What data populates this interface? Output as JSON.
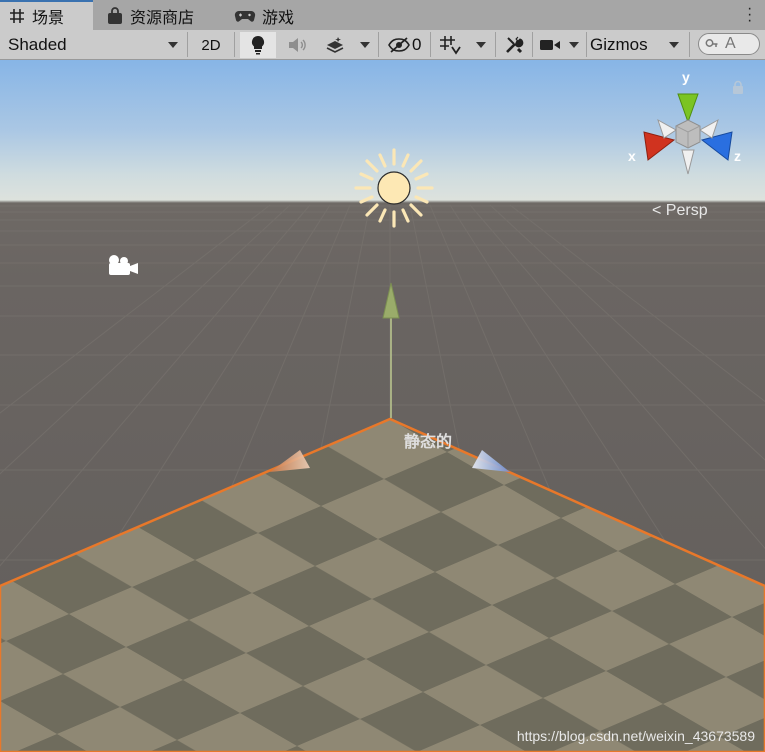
{
  "tabs": [
    {
      "label": "场景",
      "icon": "grid-icon",
      "active": true
    },
    {
      "label": "资源商店",
      "icon": "store-bag-icon",
      "active": false
    },
    {
      "label": "游戏",
      "icon": "gamepad-icon",
      "active": false
    }
  ],
  "toolbar": {
    "draw_mode": "Shaded",
    "mode_2d": "2D",
    "hidden_count": "0",
    "gizmos": "Gizmos",
    "search_placeholder": "A"
  },
  "scene": {
    "view_mode": "Persp",
    "axis_x": "x",
    "axis_y": "y",
    "axis_z": "z",
    "object_label": "静态的"
  },
  "watermark": "https://blog.csdn.net/weixin_43673589",
  "colors": {
    "selection_outline": "#e8782a",
    "axis_x": "#d0331f",
    "axis_y": "#7bc423",
    "axis_z": "#2a6fe0",
    "tab_accent": "#3a72b0"
  }
}
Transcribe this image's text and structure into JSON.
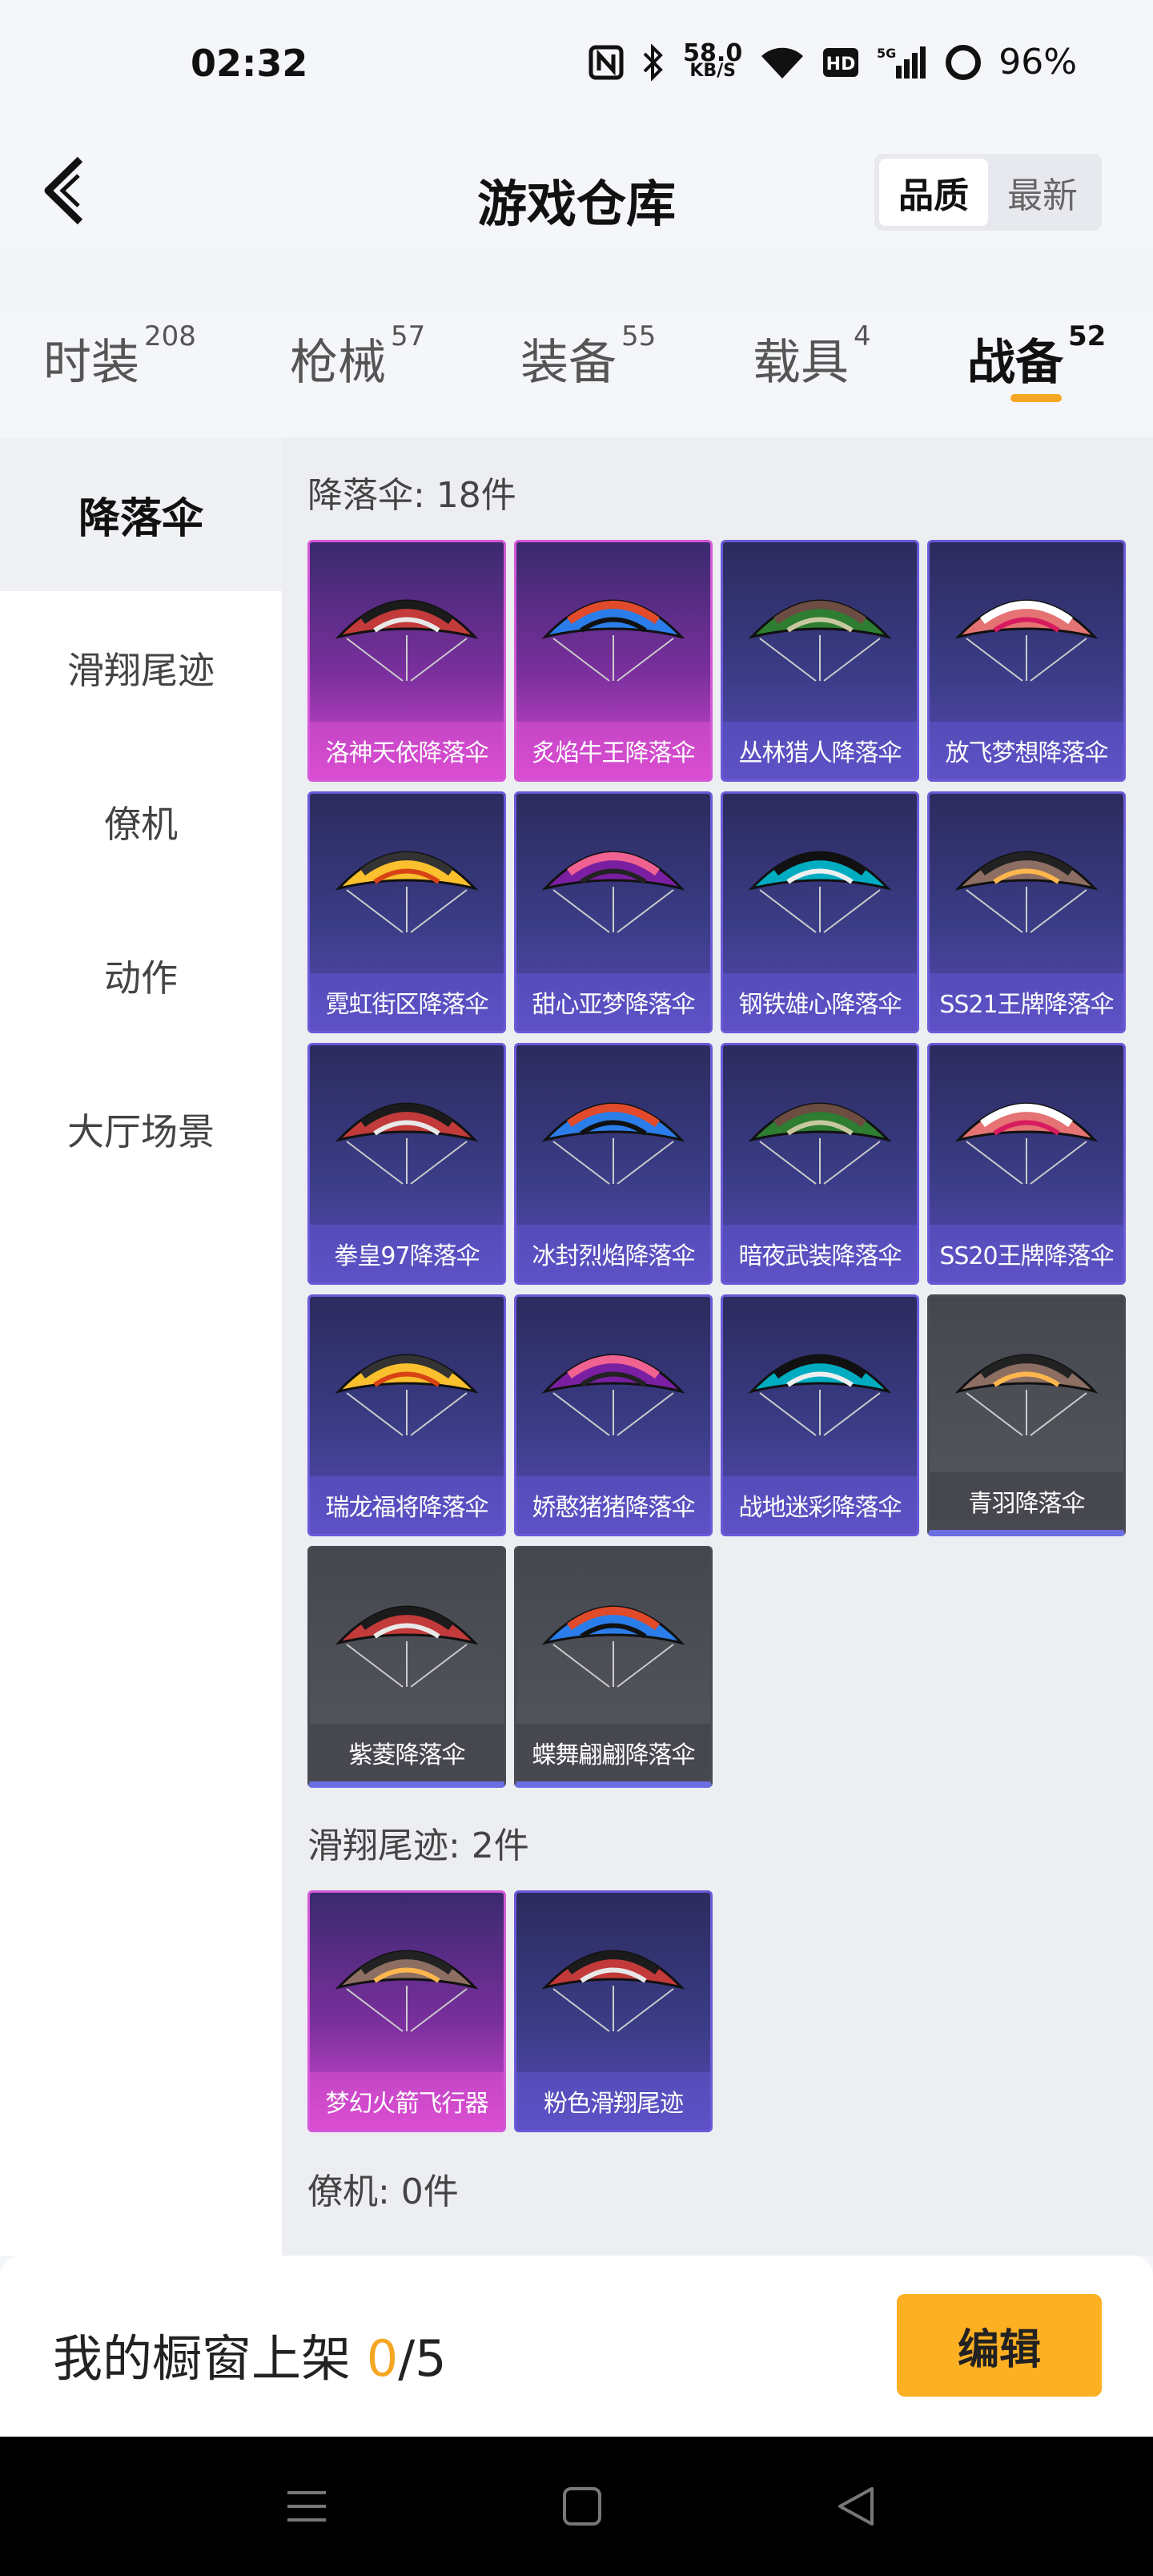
{
  "status_bar": {
    "time": "02:32",
    "net_speed_value": "58.0",
    "net_speed_unit": "KB/S",
    "battery": "96%",
    "icons": [
      "nfc-icon",
      "bluetooth-icon",
      "wifi-icon",
      "hd-icon",
      "5g-signal-icon",
      "battery-icon"
    ]
  },
  "header": {
    "title": "游戏仓库",
    "sort_options": [
      {
        "label": "品质",
        "active": true
      },
      {
        "label": "最新",
        "active": false
      }
    ]
  },
  "tabs": [
    {
      "label": "时装",
      "count": "208",
      "active": false
    },
    {
      "label": "枪械",
      "count": "57",
      "active": false
    },
    {
      "label": "装备",
      "count": "55",
      "active": false
    },
    {
      "label": "载具",
      "count": "4",
      "active": false
    },
    {
      "label": "战备",
      "count": "52",
      "active": true
    }
  ],
  "sidebar": {
    "items": [
      {
        "label": "降落伞",
        "active": true
      },
      {
        "label": "滑翔尾迹",
        "active": false
      },
      {
        "label": "僚机",
        "active": false
      },
      {
        "label": "动作",
        "active": false
      },
      {
        "label": "大厅场景",
        "active": false
      }
    ]
  },
  "sections": [
    {
      "title": "降落伞: 18件",
      "items": [
        {
          "name": "洛神天依降落伞",
          "rarity": "pink"
        },
        {
          "name": "炙焰牛王降落伞",
          "rarity": "pink"
        },
        {
          "name": "丛林猎人降落伞",
          "rarity": "purple"
        },
        {
          "name": "放飞梦想降落伞",
          "rarity": "purple"
        },
        {
          "name": "霓虹街区降落伞",
          "rarity": "purple"
        },
        {
          "name": "甜心亚梦降落伞",
          "rarity": "purple"
        },
        {
          "name": "钢铁雄心降落伞",
          "rarity": "purple"
        },
        {
          "name": "SS21王牌降落伞",
          "rarity": "purple"
        },
        {
          "name": "拳皇97降落伞",
          "rarity": "purple"
        },
        {
          "name": "冰封烈焰降落伞",
          "rarity": "purple"
        },
        {
          "name": "暗夜武装降落伞",
          "rarity": "purple"
        },
        {
          "name": "SS20王牌降落伞",
          "rarity": "purple"
        },
        {
          "name": "瑞龙福将降落伞",
          "rarity": "purple"
        },
        {
          "name": "娇憨猪猪降落伞",
          "rarity": "purple"
        },
        {
          "name": "战地迷彩降落伞",
          "rarity": "purple"
        },
        {
          "name": "青羽降落伞",
          "rarity": "grey"
        },
        {
          "name": "紫菱降落伞",
          "rarity": "grey"
        },
        {
          "name": "蝶舞翩翩降落伞",
          "rarity": "grey"
        }
      ]
    },
    {
      "title": "滑翔尾迹: 2件",
      "items": [
        {
          "name": "梦幻火箭飞行器",
          "rarity": "pink"
        },
        {
          "name": "粉色滑翔尾迹",
          "rarity": "purple"
        }
      ]
    },
    {
      "title": "僚机: 0件",
      "items": []
    }
  ],
  "showcase": {
    "label": "我的橱窗上架",
    "current": "0",
    "separator_total": "/5",
    "edit_label": "编辑"
  },
  "colors": {
    "accent": "#f5a623",
    "edit_button": "#fdb022",
    "rarity_pink": "#d458d8",
    "rarity_purple": "#6a5ad8",
    "rarity_grey": "#56575e"
  }
}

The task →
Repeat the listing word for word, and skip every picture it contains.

Task solution →
What data populates this interface? Output as JSON.
{
  "tabs": [
    {
      "label": "场景",
      "icon": "grid-icon",
      "active": true
    },
    {
      "label": "资源商店",
      "icon": "store-bag-icon",
      "active": false
    },
    {
      "label": "游戏",
      "icon": "gamepad-icon",
      "active": false
    }
  ],
  "toolbar": {
    "draw_mode": "Shaded",
    "mode_2d": "2D",
    "hidden_count": "0",
    "gizmos": "Gizmos",
    "search_placeholder": "A"
  },
  "scene": {
    "view_mode": "Persp",
    "axis_x": "x",
    "axis_y": "y",
    "axis_z": "z",
    "object_label": "静态的"
  },
  "watermark": "https://blog.csdn.net/weixin_43673589",
  "colors": {
    "selection_outline": "#e8782a",
    "axis_x": "#d0331f",
    "axis_y": "#7bc423",
    "axis_z": "#2a6fe0",
    "tab_accent": "#3a72b0"
  }
}
Transcribe this image's text and structure into JSON.
{
  "status_bar": {
    "time": "02:32",
    "net_speed_value": "58.0",
    "net_speed_unit": "KB/S",
    "battery": "96%",
    "icons": [
      "nfc-icon",
      "bluetooth-icon",
      "wifi-icon",
      "hd-icon",
      "5g-signal-icon",
      "battery-icon"
    ]
  },
  "header": {
    "title": "游戏仓库",
    "sort_options": [
      {
        "label": "品质",
        "active": true
      },
      {
        "label": "最新",
        "active": false
      }
    ]
  },
  "tabs": [
    {
      "label": "时装",
      "count": "208",
      "active": false
    },
    {
      "label": "枪械",
      "count": "57",
      "active": false
    },
    {
      "label": "装备",
      "count": "55",
      "active": false
    },
    {
      "label": "载具",
      "count": "4",
      "active": false
    },
    {
      "label": "战备",
      "count": "52",
      "active": true
    }
  ],
  "sidebar": {
    "items": [
      {
        "label": "降落伞",
        "active": true
      },
      {
        "label": "滑翔尾迹",
        "active": false
      },
      {
        "label": "僚机",
        "active": false
      },
      {
        "label": "动作",
        "active": false
      },
      {
        "label": "大厅场景",
        "active": false
      }
    ]
  },
  "sections": [
    {
      "title": "降落伞: 18件",
      "items": [
        {
          "name": "洛神天依降落伞",
          "rarity": "pink"
        },
        {
          "name": "炙焰牛王降落伞",
          "rarity": "pink"
        },
        {
          "name": "丛林猎人降落伞",
          "rarity": "purple"
        },
        {
          "name": "放飞梦想降落伞",
          "rarity": "purple"
        },
        {
          "name": "霓虹街区降落伞",
          "rarity": "purple"
        },
        {
          "name": "甜心亚梦降落伞",
          "rarity": "purple"
        },
        {
          "name": "钢铁雄心降落伞",
          "rarity": "purple"
        },
        {
          "name": "SS21王牌降落伞",
          "rarity": "purple"
        },
        {
          "name": "拳皇97降落伞",
          "rarity": "purple"
        },
        {
          "name": "冰封烈焰降落伞",
          "rarity": "purple"
        },
        {
          "name": "暗夜武装降落伞",
          "rarity": "purple"
        },
        {
          "name": "SS20王牌降落伞",
          "rarity": "purple"
        },
        {
          "name": "瑞龙福将降落伞",
          "rarity": "purple"
        },
        {
          "name": "娇憨猪猪降落伞",
          "rarity": "purple"
        },
        {
          "name": "战地迷彩降落伞",
          "rarity": "purple"
        },
        {
          "name": "青羽降落伞",
          "rarity": "grey"
        },
        {
          "name": "紫菱降落伞",
          "rarity": "grey"
        },
        {
          "name": "蝶舞翩翩降落伞",
          "rarity": "grey"
        }
      ]
    },
    {
      "title": "滑翔尾迹: 2件",
      "items": [
        {
          "name": "梦幻火箭飞行器",
          "rarity": "pink"
        },
        {
          "name": "粉色滑翔尾迹",
          "rarity": "purple"
        }
      ]
    },
    {
      "title": "僚机: 0件",
      "items": []
    }
  ],
  "showcase": {
    "label": "我的橱窗上架",
    "current": "0",
    "separator_total": "/5",
    "edit_label": "编辑"
  },
  "colors": {
    "accent": "#f5a623",
    "edit_button": "#fdb022",
    "rarity_pink": "#d458d8",
    "rarity_purple": "#6a5ad8",
    "rarity_grey": "#56575e"
  }
}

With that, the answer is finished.